Here are our tips for what to do (and where to eat and stay) in and around the Kiama area.
Kiama Coast Walk
Split into three sections from Minnamurra in the north (starting conveniently at the train station) to Gerringong in the south, this stunning walking track takes in approximately 20 kilometres of wild, windswept coastline. Kiama’s best beaches are on show here, and chances are you’ll catch surfers riding the formidable breaks of the Bombo, Surf and Werri beaches. Grab food from nearby Little Earth Cafe or the Art Bar Kiama before checking out the Little Blowhole, which locals rate higher than the bigger thing (it’s usually more reliable, too).
The star attraction between May and November are the pods of migrating humpback and southern right whales, visible as they hug the coast on their way from Antarctica to the tropical waters of Queensland. There’s a dedicated elevated whale-watching platform at both Minnamurra and on the Gerringong headland, but you get a great view of the whales from any point, especially along the more elevated southern sections of the walk.
It’s just a 15-20-minute drive to Budderoo National Park, past the sleepy town of Jamberoo (where on most Sunday afternoons you’ll catch a band in the beer garden of the local pub). This stunning pocket of remnant subtropical and warm temperate rainforest is a reminder of what the natural world looked like in Illawarra before land clearing, when the forest spread to the sea. Our pick of the many walks is a fern-lined loop that climbs above the canopy to the tranquil Minnamurra Falls (4.2 kilometres return). Winter is the perfect time to spot a lyrebird, or a swamp wallaby at dawn or dusk.
The call of the South Coast proved strong for former Ottolenghi head chef Emily Herbert.
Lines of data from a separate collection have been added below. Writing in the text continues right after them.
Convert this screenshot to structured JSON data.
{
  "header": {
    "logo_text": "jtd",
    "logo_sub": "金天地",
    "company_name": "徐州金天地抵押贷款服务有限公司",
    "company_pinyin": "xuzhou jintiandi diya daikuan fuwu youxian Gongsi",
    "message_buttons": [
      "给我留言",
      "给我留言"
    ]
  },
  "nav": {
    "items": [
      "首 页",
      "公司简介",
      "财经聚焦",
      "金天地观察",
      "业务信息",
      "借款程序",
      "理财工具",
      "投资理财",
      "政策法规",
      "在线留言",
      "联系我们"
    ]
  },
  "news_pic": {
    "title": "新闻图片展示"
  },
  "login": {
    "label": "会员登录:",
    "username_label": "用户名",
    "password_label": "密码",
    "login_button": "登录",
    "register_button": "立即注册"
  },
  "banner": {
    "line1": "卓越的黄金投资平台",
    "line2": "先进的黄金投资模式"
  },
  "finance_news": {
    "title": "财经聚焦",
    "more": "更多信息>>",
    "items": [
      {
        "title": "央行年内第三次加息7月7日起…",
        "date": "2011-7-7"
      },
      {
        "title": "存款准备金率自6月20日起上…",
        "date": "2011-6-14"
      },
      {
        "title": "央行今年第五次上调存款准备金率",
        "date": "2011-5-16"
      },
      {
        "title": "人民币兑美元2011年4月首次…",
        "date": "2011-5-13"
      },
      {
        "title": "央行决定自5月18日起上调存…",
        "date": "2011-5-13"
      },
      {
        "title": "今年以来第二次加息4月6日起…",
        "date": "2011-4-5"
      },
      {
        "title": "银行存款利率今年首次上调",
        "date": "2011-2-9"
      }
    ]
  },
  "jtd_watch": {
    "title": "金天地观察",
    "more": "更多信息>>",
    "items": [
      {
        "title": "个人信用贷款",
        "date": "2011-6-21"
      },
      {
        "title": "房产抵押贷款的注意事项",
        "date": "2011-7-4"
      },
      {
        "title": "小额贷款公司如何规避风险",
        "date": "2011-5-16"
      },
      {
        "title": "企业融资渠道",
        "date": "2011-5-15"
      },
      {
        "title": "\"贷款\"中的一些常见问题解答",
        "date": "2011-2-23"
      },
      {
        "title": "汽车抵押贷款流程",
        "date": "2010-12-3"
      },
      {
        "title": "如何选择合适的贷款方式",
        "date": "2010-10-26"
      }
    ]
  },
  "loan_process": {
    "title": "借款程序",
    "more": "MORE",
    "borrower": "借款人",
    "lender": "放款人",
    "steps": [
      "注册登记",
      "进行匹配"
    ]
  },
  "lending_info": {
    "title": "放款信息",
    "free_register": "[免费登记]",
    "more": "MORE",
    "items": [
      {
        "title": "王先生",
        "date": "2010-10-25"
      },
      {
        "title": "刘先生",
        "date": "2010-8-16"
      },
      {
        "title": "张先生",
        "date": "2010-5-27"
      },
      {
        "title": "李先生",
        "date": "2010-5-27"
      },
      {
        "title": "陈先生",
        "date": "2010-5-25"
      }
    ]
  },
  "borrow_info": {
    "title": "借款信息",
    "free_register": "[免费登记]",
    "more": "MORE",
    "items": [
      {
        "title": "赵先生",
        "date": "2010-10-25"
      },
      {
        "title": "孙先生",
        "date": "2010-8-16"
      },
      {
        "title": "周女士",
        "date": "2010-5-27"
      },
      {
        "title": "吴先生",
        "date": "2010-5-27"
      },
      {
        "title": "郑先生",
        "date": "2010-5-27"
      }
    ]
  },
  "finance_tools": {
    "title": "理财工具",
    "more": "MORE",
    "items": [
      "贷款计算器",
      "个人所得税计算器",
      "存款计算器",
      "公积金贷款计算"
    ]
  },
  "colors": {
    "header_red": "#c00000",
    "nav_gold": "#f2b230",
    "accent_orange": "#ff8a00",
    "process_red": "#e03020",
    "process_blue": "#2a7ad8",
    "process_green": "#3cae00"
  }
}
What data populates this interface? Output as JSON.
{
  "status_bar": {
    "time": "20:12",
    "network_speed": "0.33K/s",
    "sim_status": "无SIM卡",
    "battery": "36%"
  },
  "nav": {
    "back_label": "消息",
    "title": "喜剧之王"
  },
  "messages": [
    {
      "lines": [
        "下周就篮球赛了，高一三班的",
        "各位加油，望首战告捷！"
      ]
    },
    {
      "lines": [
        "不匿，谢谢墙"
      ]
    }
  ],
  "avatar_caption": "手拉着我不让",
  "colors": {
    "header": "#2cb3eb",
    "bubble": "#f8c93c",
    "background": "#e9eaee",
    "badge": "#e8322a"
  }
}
After four years at Ottolenghi’s Belgravia outpost in London, Herbert opened Otis Deli in central Kiama earlier this year. Fresh produce is king here. Expect Middle Eastern and Mediterranean favourites such as simit bread, shakshuka and moussaka; bountiful salads that serve as mains (there’s one with carrot, sunflower seeds, poppy, chai, feta, orange and dill); toasties and bagels; and plenty of vegan, vegetarian and gluten-free options – all served in a deli-style set-up.
Blue Swimmer on the Gerroa foreshore overlooks the languid Crooked River, just 15 minutes from Kiama. Locals have long come here for its eclectic and ever-changing menu, smart service and bustling atmosphere.
For dinner try the fishermen’s stew, with shellfish, prawns, calamari, fish and chickpeas, or the kangaroo loin with a warm cauliflower and freekeh salad. It’s a top brekkie spot, and you’d be mad not to take a stroll along the lovely Seven Mile Beach after your coffee.
And if you’re looking for more, the curated Local Dining Guide is a handy compilation of options in the area.
The Sebel Harbourside
Perched over the peaceful, sheltered harbour, just a stroll from the main drag, the Sebel Harbourside offers sophisticated accommodation, from studios to two-bedroom apartments with balconies. New this year is Yves, a relaxed, French bistro with waterfront views and coastal-inspired cocktails. If the sun’s out you can dine al fresco in the courtyard next to a historical schoolhouse (along with the salmon-pink post office, it’s one of the grandest buildings in town).
The Shed, Gerroa
Polished concrete floors, 5.5-metre-high ceilings and exposed-steel beams: this spacious, home-style accommodation (designed by Alexander Michael) champions an industrial aesthetic. Situated on a secluded hilltop above Walker’s Beach, The Shed sleeps up to 10 people across a king bedroom with ensuite (including bath), queen bedroom and bunkroom. Extensive north-facing windows let in the winter sun and offer spectacular views over 100 acres of rolling farmland to the ocean. Take a bracing plunge in the outdoor pool or curl up beside the indoor fireplace.
This article is produced by Broadsheet in partnership with Destination Kiama. For more information visit kiama.com.au.